Technology has made us lazy. People do not venture out of their homes when they can have their home needs delivered to them. For this reason, animal shelters need to put policies in place to photograph incoming animals as quickly as possible and post the photos on their website and social media sites to alert these home-bound pet owners. If the owner is found, the next trick is to try to get them out of their homes to reclaim their pet; I have had many owners of lost pets ask for home delivery (most do not want to dirty their car with pet hair).
Although some animals on intake are like trying to photograph a two-year-old child, they will be constantly on the move and will attempt to bite you. When dealing with such animals, shelter personnel will be tempted to be safe and photograph the animal through a cage, on a catchpole, or through the window of a feral box. Photos like these are the ones that your viewers will complain about most. The only reason for a poor photo is staff safety.
Consider your audience when photographing animals. In every animal shelter that I have worked, I always had a group of people who trolled our website looking for pictures that they could complain about. But, in fact, they were usually right; staff would be too quick to take a photo and post it. The problem with hastily taken photos is that you capture the animal in a pose that not even the owner would not recognize.
The “first” photo that is taken of an animal should be one that can recognize the animal for the owner. If you cannot handle the animal, then explain why and provide as much detail in the description of the animal.

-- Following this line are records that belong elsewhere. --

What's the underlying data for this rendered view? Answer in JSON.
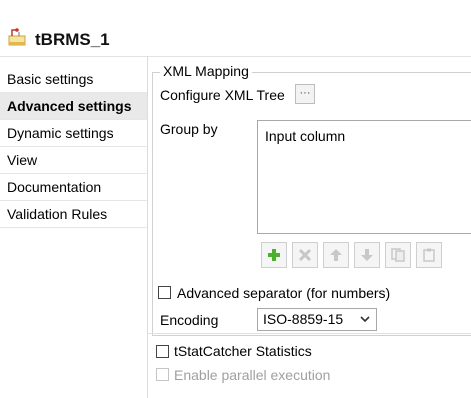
{
  "header": {
    "title": "tBRMS_1",
    "icon": "component-icon"
  },
  "sidebar": {
    "items": [
      {
        "label": "Basic settings",
        "selected": false
      },
      {
        "label": "Advanced settings",
        "selected": true
      },
      {
        "label": "Dynamic settings",
        "selected": false
      },
      {
        "label": "View",
        "selected": false
      },
      {
        "label": "Documentation",
        "selected": false
      },
      {
        "label": "Validation Rules",
        "selected": false
      }
    ]
  },
  "main": {
    "group_title": "XML Mapping",
    "configure_label": "Configure XML Tree",
    "configure_button": "···",
    "group_by_label": "Group by",
    "table": {
      "columns": [
        "Input column"
      ]
    },
    "toolbar": [
      "add",
      "remove",
      "move-up",
      "move-down",
      "copy",
      "paste"
    ],
    "advanced_separator": {
      "label": "Advanced separator (for numbers)",
      "checked": false
    },
    "encoding": {
      "label": "Encoding",
      "value": "ISO-8859-15"
    },
    "tstatcatcher": {
      "label": "tStatCatcher Statistics",
      "checked": false
    },
    "parallel": {
      "label": "Enable parallel execution",
      "checked": false,
      "enabled": false
    }
  },
  "colors": {
    "selected_bg": "#e9e9e9",
    "add_icon": "#4caf2d",
    "disabled_icon": "#c8c8c8"
  }
}
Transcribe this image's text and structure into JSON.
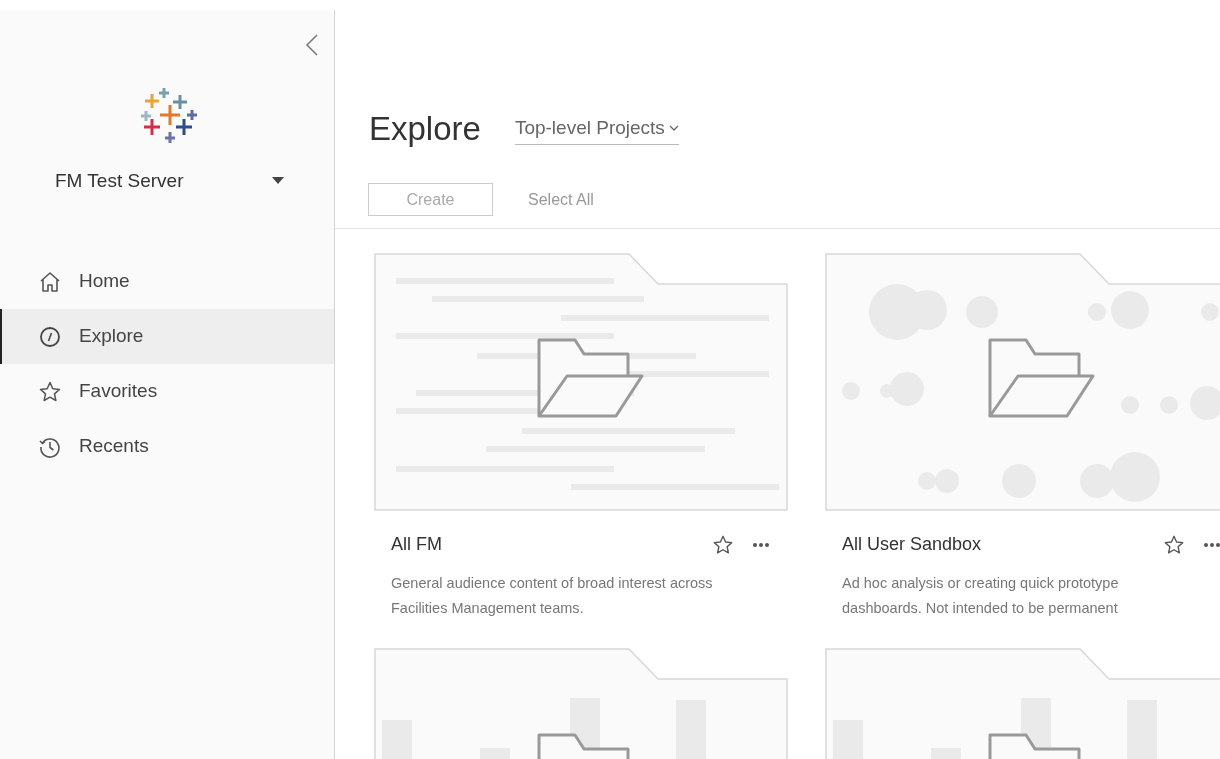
{
  "sidebar": {
    "server": "FM Test Server",
    "nav": [
      {
        "label": "Home",
        "selected": false
      },
      {
        "label": "Explore",
        "selected": true
      },
      {
        "label": "Favorites",
        "selected": false
      },
      {
        "label": "Recents",
        "selected": false
      }
    ]
  },
  "header": {
    "title": "Explore",
    "filter": "Top-level Projects"
  },
  "toolbar": {
    "create": {
      "label": "Create",
      "disabled": true
    },
    "select_all": "Select All"
  },
  "projects": [
    {
      "kind": "lines",
      "name": "All FM",
      "description": "General audience content of broad interest across Facilities Management teams."
    },
    {
      "kind": "bubbles",
      "name": "All User Sandbox",
      "description": "Ad hoc analysis or creating quick prototype dashboards. Not intended to be permanent"
    },
    {
      "kind": "bars"
    },
    {
      "kind": "bars"
    }
  ]
}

If an animal is unclaimed, it becomes time to take additional photos of the animal; we call these the glamour shots. Hopefully the animal has calmed down enough to capture natural photos of it. Some shelters create space to set up a small studio with lights and backdrops, while other shelters have volunteers walking the animals take photos of animal on their walks. These images are key in “selling” the animal to a potential adopter.